That's only one of several problems Carmon has his eye on. He also worries about the lack of civil marriage in Israel (marriage and divorce fall under the purview of Israel's Orthodox minority) and about properly converting tens of thousands of immigrants from the former Soviet Union, many of whom who may not be Jewish.

Carmon also ponders the tensions between Israel's fight against terrorism and the desire to maintain democratic institutions. It's a debate Americans had in the aftermath of 9/11, when the Patriot Act and other anti-terror measures appeared to trample constitutional rights, according to some.

"Israel does not have a Constitution," he says, "so we do not have that solid foundation that binds the ground rules in any political system ... Israeli society is composed of highly variegated, heterogeneous elements living in growing tensions and internal conflict."

Carmon notes that even though a majority of Israelis may favor reform, any changes will only come through acts of the Knesset. And the minority parties have covered their bases there.

"In signing the coalition agreements, they put in a veto power," he says of those religious parties. "They demand that any change in the political system will have to be based on the consensus of all members."

IDI has built its own consensus, not only among academics and politicians, but within moderate forces among the ultra-Orthodox and Israeli Arabs as well. Carmon believes there are realists even in those communities.

Last month, the IDI held a forum chaired by former Israeli Supreme Court President Meir Shamgar. With politicians, jurists, academics and business leaders in attendance, the goal was to move forward with electoral reforms.

Carmon hopes the Israeli public will pressure their elected officials to make those changes. But as someone who has been at it since 1991, he knows it will take time to change the system.
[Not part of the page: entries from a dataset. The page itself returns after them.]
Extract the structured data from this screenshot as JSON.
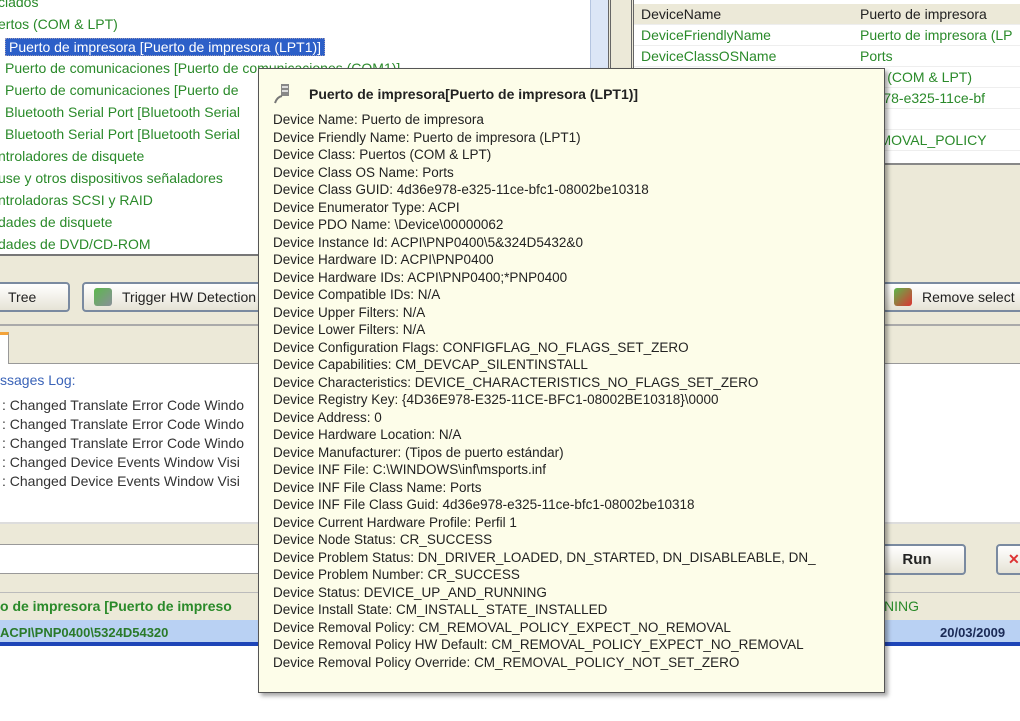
{
  "tree": {
    "items": [
      {
        "label": "clados"
      },
      {
        "label": "ertos (COM & LPT)"
      },
      {
        "label": "Puerto de impresora [Puerto de impresora (LPT1)]",
        "selected": true
      },
      {
        "label": "Puerto de comunicaciones [Puerto de comunicaciones (COM1)]"
      },
      {
        "label": "Puerto de comunicaciones [Puerto de"
      },
      {
        "label": "Bluetooth Serial Port [Bluetooth Serial"
      },
      {
        "label": "Bluetooth Serial Port [Bluetooth Serial"
      },
      {
        "label": "ntroladores de disquete"
      },
      {
        "label": "use y otros dispositivos señaladores"
      },
      {
        "label": "ntroladoras SCSI y RAID"
      },
      {
        "label": "dades de disquete"
      },
      {
        "label": "dades de DVD/CD-ROM"
      }
    ]
  },
  "properties": [
    {
      "key": "DeviceName",
      "value": "Puerto de impresora"
    },
    {
      "key": "DeviceFriendlyName",
      "value": "Puerto de impresora (LP"
    },
    {
      "key": "DeviceClassOSName",
      "value": "Ports"
    },
    {
      "key": "",
      "value": "rtos (COM & LPT)"
    },
    {
      "key": "",
      "value": "6e978-e325-11ce-bf"
    },
    {
      "key": "",
      "value": ""
    },
    {
      "key": "",
      "value": "REMOVAL_POLICY"
    }
  ],
  "toolbar": {
    "tree_label": "Tree",
    "trigger_label": "Trigger HW Detection",
    "remove_label": "Remove select"
  },
  "log": {
    "label": "ssages Log:",
    "lines": [
      ": Changed Translate Error Code Windo",
      ": Changed Translate Error Code Windo",
      ": Changed Translate Error Code Windo",
      ": Changed Device Events Window Visi",
      ": Changed Device Events Window Visi"
    ]
  },
  "run_label": "Run",
  "status": {
    "left": "o de impresora [Puerto de impreso",
    "right": "NING"
  },
  "bluebar": {
    "left": "ACPI\\PNP0400\\5324D54320",
    "date": "20/03/2009"
  },
  "tooltip": {
    "title": "Puerto de impresora[Puerto de impresora (LPT1)]",
    "lines": [
      "Device Name: Puerto de impresora",
      "Device Friendly Name: Puerto de impresora (LPT1)",
      "Device Class: Puertos (COM & LPT)",
      "Device Class OS Name: Ports",
      "Device Class GUID: 4d36e978-e325-11ce-bfc1-08002be10318",
      "Device Enumerator Type: ACPI",
      "Device PDO Name: \\Device\\00000062",
      "Device Instance Id: ACPI\\PNP0400\\5&324D5432&0",
      "Device Hardware ID: ACPI\\PNP0400",
      "Device Hardware IDs: ACPI\\PNP0400;*PNP0400",
      "Device Compatible IDs: N/A",
      "Device Upper Filters: N/A",
      "Device Lower Filters: N/A",
      "Device Configuration Flags: CONFIGFLAG_NO_FLAGS_SET_ZERO",
      "Device Capabilities: CM_DEVCAP_SILENTINSTALL",
      "Device Characteristics: DEVICE_CHARACTERISTICS_NO_FLAGS_SET_ZERO",
      "Device Registry Key: {4D36E978-E325-11CE-BFC1-08002BE10318}\\0000",
      "Device Address: 0",
      "Device Hardware Location: N/A",
      "Device Manufacturer: (Tipos de puerto estándar)",
      "Device INF File: C:\\WINDOWS\\inf\\msports.inf",
      "Device INF File Class Name: Ports",
      "Device INF File Class Guid: 4d36e978-e325-11ce-bfc1-08002be10318",
      "Device Current Hardware Profile: Perfil 1",
      "Device Node Status: CR_SUCCESS",
      "Device Problem Status: DN_DRIVER_LOADED, DN_STARTED, DN_DISABLEABLE, DN_",
      "Device Problem Number: CR_SUCCESS",
      "Device Status: DEVICE_UP_AND_RUNNING",
      "Device Install State: CM_INSTALL_STATE_INSTALLED",
      "Device Removal Policy: CM_REMOVAL_POLICY_EXPECT_NO_REMOVAL",
      "Device Removal Policy HW Default: CM_REMOVAL_POLICY_EXPECT_NO_REMOVAL",
      "Device Removal Policy Override: CM_REMOVAL_POLICY_NOT_SET_ZERO"
    ]
  }
}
"Crying and whining is not a solution," he says. "So you have to be persistent. We have no choice." 

This article by Dan Pine was originally published in J.Weekly on November 5, 2009, entitled "Researcher fears a crack-up of Israeli democracy." It has been reposted with permission.